**TASK DATA:**
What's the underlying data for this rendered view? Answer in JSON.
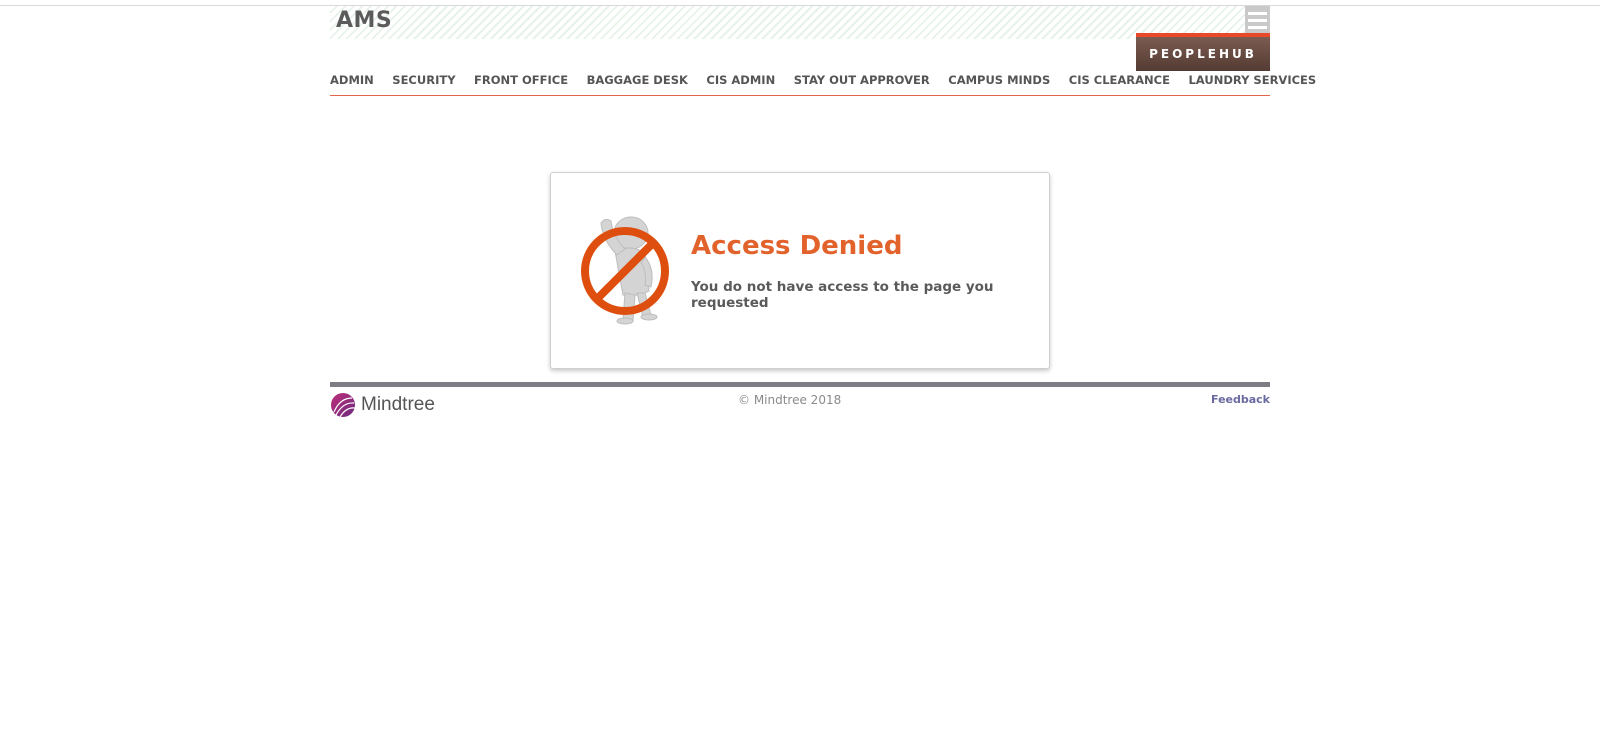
{
  "header": {
    "app_title": "AMS",
    "brand_button": "PEOPLEHUB",
    "menu_icon": "hamburger-icon"
  },
  "nav": {
    "items": [
      {
        "label": "ADMIN"
      },
      {
        "label": "SECURITY"
      },
      {
        "label": "FRONT OFFICE"
      },
      {
        "label": "BAGGAGE DESK"
      },
      {
        "label": "CIS ADMIN"
      },
      {
        "label": "STAY OUT APPROVER"
      },
      {
        "label": "CAMPUS MINDS"
      },
      {
        "label": "CIS CLEARANCE"
      },
      {
        "label": "LAUNDRY SERVICES"
      }
    ]
  },
  "error": {
    "icon": "access-denied-figure-icon",
    "title": "Access Denied",
    "message": "You do not have access to the page you requested"
  },
  "footer": {
    "logo_text": "Mindtree",
    "copyright": "© Mindtree 2018",
    "feedback": "Feedback"
  },
  "colors": {
    "accent": "#e2622c",
    "nav_rule": "#e3664a",
    "brand_button_bg": "#5e4238",
    "brand_button_bar": "#e8492a",
    "footer_rule": "#7d7d85"
  }
}
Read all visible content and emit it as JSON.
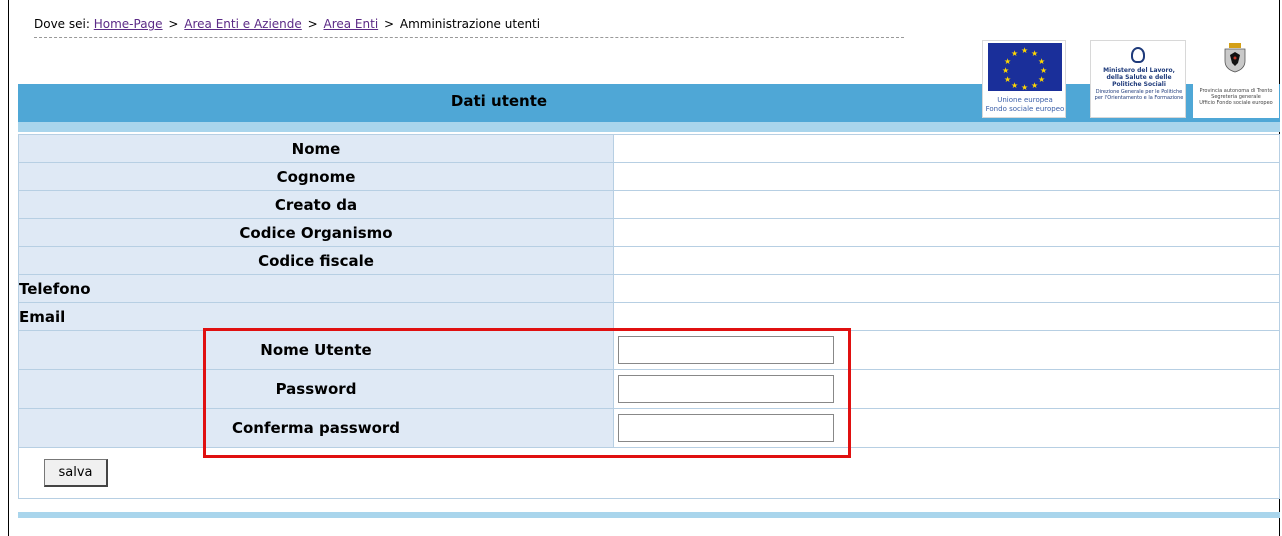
{
  "breadcrumb": {
    "prefix": "Dove sei:",
    "links": [
      "Home-Page",
      "Area Enti e Aziende",
      "Area Enti"
    ],
    "separator": ">",
    "current": "Amministrazione utenti"
  },
  "logos": {
    "eu": {
      "line1": "Unione europea",
      "line2": "Fondo sociale europeo"
    },
    "ministero": {
      "line1": "Ministero del Lavoro,",
      "line2": "della Salute e delle Politiche Sociali",
      "line3": "Direzione Generale per le Politiche",
      "line4": "per l'Orientamento e la Formazione"
    },
    "provincia": {
      "line1": "Provincia autonoma di Trento",
      "line2": "Segreteria generale",
      "line3": "Ufficio Fondo sociale europeo"
    }
  },
  "header": {
    "title": "Dati utente"
  },
  "fields": {
    "nome": "Nome",
    "cognome": "Cognome",
    "creato_da": "Creato da",
    "codice_organismo": "Codice Organismo",
    "codice_fiscale": "Codice fiscale",
    "telefono": "Telefono",
    "email": "Email",
    "nome_utente": "Nome Utente",
    "password": "Password",
    "conferma_password": "Conferma password"
  },
  "inputs": {
    "nome_utente": "",
    "password": "",
    "conferma_password": ""
  },
  "actions": {
    "save_label": "salva"
  },
  "colors": {
    "header": "#4fa7d6",
    "label_bg": "#dfe9f5",
    "highlight": "#e01010",
    "link": "#5b2a86"
  }
}
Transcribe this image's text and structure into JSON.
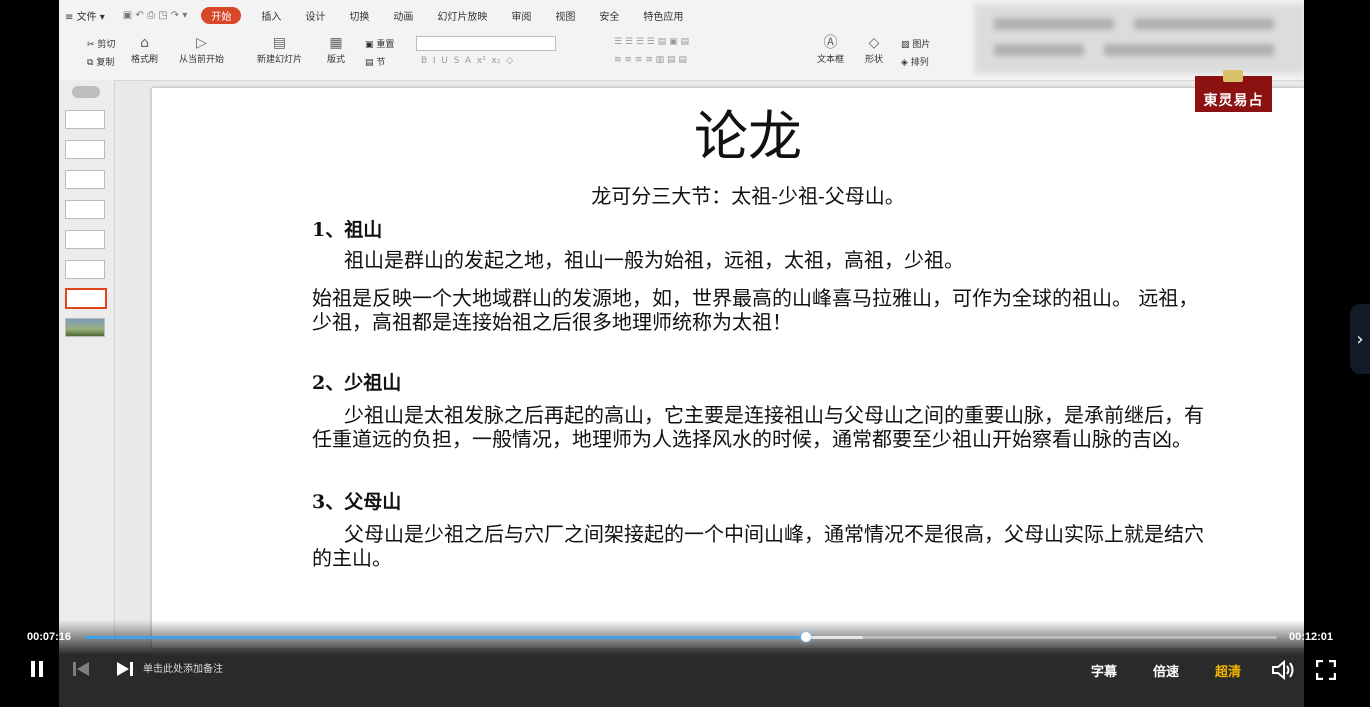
{
  "ribbon": {
    "file": "文件",
    "menu_tabs": [
      "开始",
      "插入",
      "设计",
      "切换",
      "动画",
      "幻灯片放映",
      "审阅",
      "视图",
      "安全",
      "特色应用"
    ],
    "cut": "剪切",
    "copy": "复制",
    "format_painter": "格式刷",
    "from_current": "从当前开始",
    "new_slide": "新建幻灯片",
    "layout": "版式",
    "reset": "重置",
    "section": "节",
    "textbox": "文本框",
    "shape": "形状",
    "picture": "图片",
    "arrange": "排列"
  },
  "slide": {
    "title": "论龙",
    "subtitle": "龙可分三大节：太祖-少祖-父母山。",
    "sections": [
      {
        "heading": "1、祖山",
        "para1": "祖山是群山的发起之地，祖山一般为始祖，远祖，太祖，高祖，少祖。",
        "para2": "始祖是反映一个大地域群山的发源地，如，世界最高的山峰喜马拉雅山，可作为全球的祖山。 远祖，少祖，高祖都是连接始祖之后很多地理师统称为太祖！"
      },
      {
        "heading": "2、少祖山",
        "para1": "少祖山是太祖发脉之后再起的高山，它主要是连接祖山与父母山之间的重要山脉，是承前继后，有任重道远的负担，一般情况，地理师为人选择风水的时候，通常都要至少祖山开始察看山脉的吉凶。"
      },
      {
        "heading": "3、父母山",
        "para1": "父母山是少祖之后与穴厂之间架接起的一个中间山峰，通常情况不是很高，父母山实际上就是结穴的主山。"
      }
    ],
    "logo_text": "東灵易占"
  },
  "notes_placeholder": "单击此处添加备注",
  "player": {
    "current_time": "00:07:16",
    "total_time": "00:12:01",
    "progress": 0.605,
    "buffered": 0.653,
    "subtitle_btn": "字幕",
    "speed_btn": "倍速",
    "quality_btn": "超清",
    "accent_color": "#3fa2e8",
    "quality_color": "#f5b400"
  }
}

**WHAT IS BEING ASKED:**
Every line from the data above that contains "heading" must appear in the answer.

**EXERCISE ANSWER:**
        "heading": "1、祖山",
        "heading": "2、少祖山",
        "heading": "3、父母山",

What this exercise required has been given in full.